» **WHAT IS REQUIRED**:
Each entry shown below is to be reproduced exactly.

» **DATA IN THIS EXERCISE**:
■ ■ ■ ■ ■ ■ ■

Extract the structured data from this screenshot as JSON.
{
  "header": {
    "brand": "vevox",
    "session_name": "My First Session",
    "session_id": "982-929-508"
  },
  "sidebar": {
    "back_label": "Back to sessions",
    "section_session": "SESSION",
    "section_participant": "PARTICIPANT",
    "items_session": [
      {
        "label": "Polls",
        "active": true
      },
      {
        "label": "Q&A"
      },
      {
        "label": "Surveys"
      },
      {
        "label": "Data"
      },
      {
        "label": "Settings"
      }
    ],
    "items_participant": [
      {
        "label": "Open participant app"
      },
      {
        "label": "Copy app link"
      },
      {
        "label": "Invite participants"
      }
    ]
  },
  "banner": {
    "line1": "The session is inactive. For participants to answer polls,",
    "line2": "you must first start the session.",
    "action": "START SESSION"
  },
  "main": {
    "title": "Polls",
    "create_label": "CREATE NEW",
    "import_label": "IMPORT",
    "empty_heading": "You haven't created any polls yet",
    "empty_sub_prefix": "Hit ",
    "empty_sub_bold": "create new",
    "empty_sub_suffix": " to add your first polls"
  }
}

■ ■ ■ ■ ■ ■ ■

» **SOLUTION FOR THIS TASK**:
Extract the structured data from this screenshot as JSON.
{
  "header": {
    "brand": "vevox",
    "session_name": "My First Session",
    "session_id": "982-929-508"
  },
  "sidebar": {
    "back_label": "Back to sessions",
    "section_session": "SESSION",
    "section_participant": "PARTICIPANT",
    "items_session": [
      {
        "label": "Polls",
        "active": true
      },
      {
        "label": "Q&A"
      },
      {
        "label": "Surveys"
      },
      {
        "label": "Data"
      },
      {
        "label": "Settings"
      }
    ],
    "items_participant": [
      {
        "label": "Open participant app"
      },
      {
        "label": "Copy app link"
      },
      {
        "label": "Invite participants"
      }
    ]
  },
  "banner": {
    "line1": "The session is inactive. For participants to answer polls,",
    "line2": "you must first start the session.",
    "action": "START SESSION"
  },
  "main": {
    "title": "Polls",
    "create_label": "CREATE NEW",
    "import_label": "IMPORT",
    "empty_heading": "You haven't created any polls yet",
    "empty_sub_prefix": "Hit ",
    "empty_sub_bold": "create new",
    "empty_sub_suffix": " to add your first polls"
  }
}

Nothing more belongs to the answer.